X jamie fobert kettles yard cambridge architectural review 07

Source: Kettle’s Yard, University of Cambridge / Paul Allitt

The oval table assemblage including Gaudier-Brzeska’s Caritas

The Kettle’s Yard gradual evolution is symptomatic of the growing global heritage ‘business’. National Trust properties in the UK receive 26 million visitors annually, the USA has more than 15,000 house museums across the country (more than the number of McDonald’s), and entry to visit the interior of the Eames House in California costs $275 ($10 to look from the outside).

While time may be accelerating outside its walls, inside the house at Kettle’s Yard, it remains still and slow. The rituals are still scrupulously observed: although you now obtain your free timed ticket from reception, you must still pull the bell (the original, appropriated from the servants’ quarters of a Scottish manor house) and wait at the door. The lemon still sings from its pewter plate. You must still wind your way through the old house, up the spiral staircase, across the plant-lined ‘bridge’ watched by the gently rotating glass eye of Gregorio Vardanega’s Disc, and step down, down to the generous terraces of the ’70s galleries.

But perhaps it is not the rituals, the maintenance and care that give these special houses eternal life. It is the public who preserve them, giving these places precious time. ‘Do come in as often as you like’, Jim Ede wrote to one undergraduate visitor in 1964, ‘the place is only alive when used.’

Kettle’s Yard, by Jamie Fobert Architects, 2018

Jamie fobert kettles yard cambridge architectural review 01

Jamie fobert kettles yard cambridge architectural review 01

Source: Hufton + Crow

Jamie fobert kettles yard cambridge architectural review 03

Jamie fobert kettles yard cambridge architectural review 03

Source: Hufton + Crow

One of the new galleries looking out to Castle Street

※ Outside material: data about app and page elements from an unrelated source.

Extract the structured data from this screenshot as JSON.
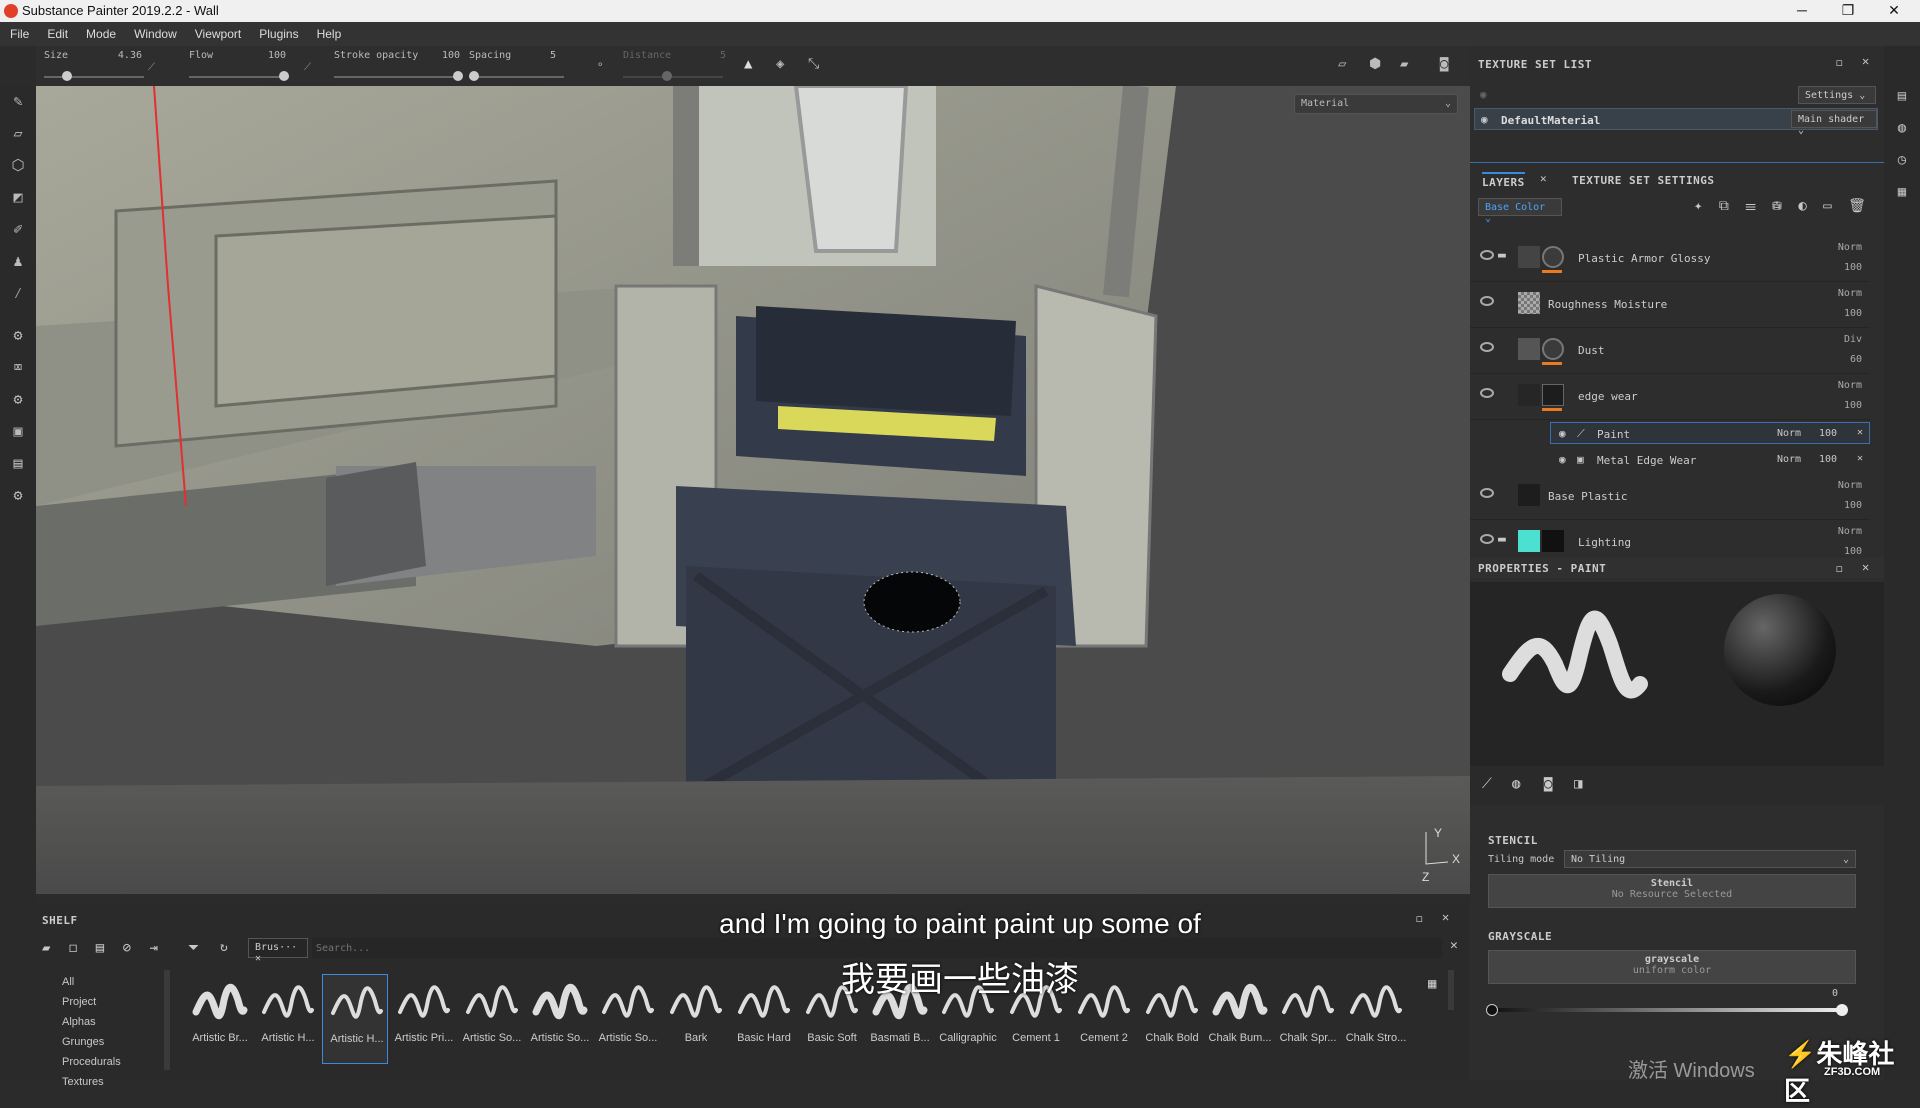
{
  "window": {
    "title": "Substance Painter 2019.2.2 - Wall",
    "minimize": "─",
    "maximize": "❐",
    "close": "✕"
  },
  "menu": [
    "File",
    "Edit",
    "Mode",
    "Window",
    "Viewport",
    "Plugins",
    "Help"
  ],
  "toolbar": {
    "size_label": "Size",
    "size_value": "4.36",
    "flow_label": "Flow",
    "flow_value": "100",
    "stroke_label": "Stroke opacity",
    "stroke_value": "100",
    "spacing_label": "Spacing",
    "spacing_value": "5",
    "distance_label": "Distance",
    "distance_value": "5"
  },
  "viewport": {
    "mode": "Material",
    "axis_x": "X",
    "axis_y": "Y",
    "axis_z": "Z"
  },
  "texture_set_list": {
    "title": "TEXTURE SET LIST",
    "settings": "Settings",
    "material": "DefaultMaterial",
    "shader": "Main shader"
  },
  "tabs": {
    "layers": "LAYERS",
    "texture_set_settings": "TEXTURE SET SETTINGS"
  },
  "channel": "Base Color",
  "layers": [
    {
      "name": "Plastic Armor Glossy",
      "blend": "Norm",
      "opacity": "100"
    },
    {
      "name": "Roughness Moisture",
      "blend": "Norm",
      "opacity": "100"
    },
    {
      "name": "Dust",
      "blend": "Div",
      "opacity": "60"
    },
    {
      "name": "edge wear",
      "blend": "Norm",
      "opacity": "100"
    },
    {
      "name": "Base Plastic",
      "blend": "Norm",
      "opacity": "100"
    },
    {
      "name": "Lighting",
      "blend": "Norm",
      "opacity": "100"
    }
  ],
  "sublayers": [
    {
      "name": "Paint",
      "blend": "Norm",
      "opacity": "100"
    },
    {
      "name": "Metal Edge Wear",
      "blend": "Norm",
      "opacity": "100"
    }
  ],
  "properties": {
    "title": "PROPERTIES - PAINT",
    "stencil_title": "STENCIL",
    "tiling_label": "Tiling mode",
    "tiling_value": "No Tiling",
    "stencil_btn": "Stencil",
    "stencil_sub": "No Resource Selected",
    "grayscale_title": "GRAYSCALE",
    "grayscale_btn": "grayscale",
    "grayscale_sub": "uniform color",
    "grayscale_value": "0",
    "grayscale_fraction": 1.0
  },
  "shelf": {
    "title": "SHELF",
    "filter_tag": "Brus···",
    "search_placeholder": "Search...",
    "categories": [
      "All",
      "Project",
      "Alphas",
      "Grunges",
      "Procedurals",
      "Textures"
    ],
    "brushes": [
      "Artistic Br...",
      "Artistic H...",
      "Artistic H...",
      "Artistic Pri...",
      "Artistic So...",
      "Artistic So...",
      "Artistic So...",
      "Bark",
      "Basic Hard",
      "Basic Soft",
      "Basmati B...",
      "Calligraphic",
      "Cement 1",
      "Cement 2",
      "Chalk Bold",
      "Chalk Bum...",
      "Chalk Spr...",
      "Chalk Stro..."
    ]
  },
  "subtitles": {
    "en": "and I'm going to paint paint up some of",
    "zh": "我要画一些油漆"
  },
  "watermark": {
    "windows": "激活 Windows",
    "brand": "朱峰社区",
    "brand_url": "ZF3D.COM"
  }
}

Following a number of additions since Leslie Martin and David Owers’ extension in 1970, Jamie Fobert Architects’ (JFA) plans swept away the accreted buildings between the extension and the Victorian facade on Castle Street, including reconfigurations by Martin in the ’80s and further changes in 1994. Occupying this facade, the gallery on the street is lit by a single large window (perfect for transporting monumental artworks in and out), while the second gallery is entirely top-lit, a nod to Martin and Owers’ design – ‘the starting point for all of this work was my admiration for the 1970 extension’, Fobert admits. JFA’s proposals revealed and repurposed some of the original brick galleries which had been cluttered and neglected while used as education rooms and rarely seen by the public. The sculptural brick bench, now stretching from the reception through to the large shop, had been rebuilt after it was replaced by a timber bench, and the plasterboard has been ripped away to expose the brick walls. The new café (its first) inhabits what was previously tucked away as staff offices, and a new double-height learning studio sits on the street. The gentle meander around the house remains unaltered since 1958, when Jim Ede first welcomed students inside – even if the ticketing system is slightly more advanced. The changes will allow many more people to experience the special beauty of Kettle’s Yard – for those who remember its previous, endearingly small operation, perhaps the new crowds are unwelcome. But the secret is out and the experience should be shared, unselfishly, as Jim Ede first envisioned in 1958.

Kettles yard cambridge jamie fobert architects

Kettles yard cambridge jamie fobert architects

Click to download

This piece is featured in the AR December 2019/January 2020 issue on New into Old and Preservation – click here to buy your copy today